    Article  Google Scholar 

  • Jones WB, Gallet RM (1962) The representation of diurnal and geographical variations of ionospheric data by numerical methods. ITU Telecommun J 29(5):129–149

    Google Scholar 

  • Klobuchar JA (1987) Ionospheric time-delay algorithm for single frequency GPS users. IEEE Trans Aerosp Electron Syst AES 23(3):325–332. doi:10.1109/TAES.1987.310829

    Article  Google Scholar 

  • Nava B, Coisson P, Radicella SM (2008) A new version of the NeQuick ionosphere electron density model. J Atmos Terr Phys (JASTP) 70(15):1856–1862. doi:10.1016/j.jastp.2008.01.015

    Article  Google Scholar 

  • Noll CE (2010) The crustal dynamics data information system: a resource to support scientific analysis using space geodesy. Adv Space Res 45(12):1421–1440. ISSN 0273-1177

  • Schaer S, Beutler G, Rothacher M (1998) Mapping and predicting the ionosphere. In: Dow JM, Kouba J, Springer T (eds) Proceedings of the 1998 IGS analysis center workshop, ESA/ESOC, Darmstadt, pp 307–318

  • Wu XXHu, Wang G, Zhong H, Tang C (2013) Evaluation of COMPASS ionospheric model in GNSS positioning. Adv Space Res 51(6):959–968

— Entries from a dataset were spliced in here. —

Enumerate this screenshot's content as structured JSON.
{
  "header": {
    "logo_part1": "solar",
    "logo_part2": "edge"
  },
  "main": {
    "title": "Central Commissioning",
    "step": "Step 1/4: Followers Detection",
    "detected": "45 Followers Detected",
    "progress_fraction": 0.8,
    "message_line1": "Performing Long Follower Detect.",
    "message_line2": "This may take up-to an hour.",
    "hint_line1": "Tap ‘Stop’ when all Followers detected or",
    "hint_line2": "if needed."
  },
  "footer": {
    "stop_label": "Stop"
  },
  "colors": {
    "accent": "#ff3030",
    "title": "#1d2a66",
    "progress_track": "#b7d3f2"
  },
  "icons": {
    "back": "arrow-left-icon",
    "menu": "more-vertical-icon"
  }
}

    Article  Google Scholar 

  • Zhizhin M, Kihn E, Redmon R, Medvedev D, Mishin D (2008) Space Physics Interactive Data Resource—SPIDR. Earth Sci Inform 1(2):79–91. doi:10.1007/s12145-008-0012-5

    Article  Google Scholar 

Download references


We would like to give thanks to sponsors and operators of NASA’s Earth Science Data Systems and the CDDIS for archiving and distributing the IGS data. We would like to give thanks to NOAA’s NGDC for disseminating historical solar and magnetic data via SPIDR. Also thanks to NOAA’s NGS for making daily GPS ICA coefficients available.

Author information

Authors and Affiliations


Corresponding author

Correspondence to M. M. Hoque.

Rights and permissions

Reprints and permissions

About this article

Check for updates. Verify currency and authenticity via CrossMark

Cite this article

Hoque, M.M., Jakowski, N. & Berdermann, J. Ionospheric correction using NTCM driven by GPS Klobuchar coefficients for GNSS applications. GPS Solut 21, 1563–1572 (2017).

Download citation

  • Received:

  • Accepted:

  • Published:

  • Issue Date:

  • DOI: